January 9th - January 13th, 2012
Zuccotti Park Free of Barricades
January 10 -- The barricades that have secured Zuccotti Park for months were taken down Tuesday night by police and park security officials, reported DNAinfo. Later, more than 100 protesters peacefully gathered in the park. Police said the barricades were taken down because it was determined they "were not needed," according to chief NYPD spokesman Paul Browne.
Downtown Baby Boom Underway
January 11 -- Lower Manhattan is home to a higher rate of newborns than any neighborhood in the borough, new birth data shows, reported DNAinfo. Community Board 1, which covers the area south of Canal Street, saw an astounding 1,086 babies born in 2010 — a 12 percent increase over 2009 and more than twice as many babies as were born in 2001, according to new figures released by the city Department of Health and Mental Hygiene. Downtown also now has the highest birth rate — 17.8 births per 1,000 residents — of any neighborhood in Manhattan, well above the borough's average of 12.3 births per 1,000 residents, according to city figures for 2010.
One Battery Park Plaza Under One Owner
January 11 -- Rudin Management Co. has taken full ownership at One Battery Park Plaza, buying out Rose Associates’ 50% stake in the 35-story, 885,000-square-foot downtown office building in Lower Manhattan, reported Globe St. Major tenants in the building include Hughes Hubbard & Reed LLP, Seward & Kissel, Liberty Mutual Insurance Co., the Partnership for New York City Inc, and Mound, Cotton, Wollan & Greengrass.
Liberty Bonds Renewal a Tough Sell
January 11-- A tax-free bond program that was intended to rebuild lower Manhattan after the Sept. 11 attacks is ending quietly while real estate developers say the city still needs support, reported Bloomberg.
A tax-free bond program that provided below-market financing to develop and build in Lower Manhattan is expiring while New York developers say the city’s commercial real estate market still needs support.
Congress created the Liberty Bond program in March 2002 with $8 billion in tax-exempt funds to rebuild lower Manhattan after the Sept. 11 terrorist attacks. The allocation ran out last month, and the tax exemption ended on Dec. 31 along with dozens of other breaks for manufacturers, energy companies and transit commuters.

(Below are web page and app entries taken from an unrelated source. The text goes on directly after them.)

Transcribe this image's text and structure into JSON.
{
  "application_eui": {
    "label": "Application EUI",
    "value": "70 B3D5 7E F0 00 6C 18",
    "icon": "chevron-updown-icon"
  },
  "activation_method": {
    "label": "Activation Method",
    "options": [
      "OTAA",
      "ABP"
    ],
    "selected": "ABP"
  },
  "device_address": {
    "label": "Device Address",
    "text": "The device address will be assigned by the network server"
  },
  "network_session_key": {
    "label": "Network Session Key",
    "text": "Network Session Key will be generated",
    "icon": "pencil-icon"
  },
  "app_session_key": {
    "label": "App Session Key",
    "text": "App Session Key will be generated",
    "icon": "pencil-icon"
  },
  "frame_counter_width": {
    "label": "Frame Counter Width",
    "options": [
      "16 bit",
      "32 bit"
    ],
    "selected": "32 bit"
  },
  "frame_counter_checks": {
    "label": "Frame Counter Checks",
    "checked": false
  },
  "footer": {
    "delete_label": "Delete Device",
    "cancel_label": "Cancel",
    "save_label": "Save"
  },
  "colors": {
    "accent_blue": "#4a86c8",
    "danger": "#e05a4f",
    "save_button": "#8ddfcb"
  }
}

Critics that include affordable housing advocates say the bonds were little more than a subsidy for fancy Manhattan apartments and office towers. Developers counter that, more than a decade after the attacks, low-cost financing remains necessary to help lower Manhattan’s commercial market recover.
Higher Residential Rents Expected in 2012
January 12 -- BOND New York, the largest independently owned residential brokerage predicts that Manhattan rent will increase by 10 percent in 2012, reported DNAinfo. The expectation is based on reviewing data from the previous four years. Landlords will be looking for a 6 to 10 percent increase on current tenants and an 8 to 12 percent increase on new vacancies, according to a report released Thursday. That means overall pricing in Manhattan will likely increase by 8 to 10 percent on average for the coming year.
Menin Raises Funds
January 12—The New York Times reports, Julie Menin, the chairwoman of Community Board 1 has raised more than $450,000 toward a likely bid for borough president in 2013. Received from more than 770 donors, the majority of whom gave $250 or less, Ms. Menin did not begin raising money until mid-November. The incumbent Manhattan borough president, Scott M. Stringer, is not expected to run for re-election. Ms. Menin, a former regulatory lawyer and small-business owner, has been the chairwoman of Community Board 1 since 2005.
Candidates for borough president who accept public financing can spend up to $1,581,000 in the primary.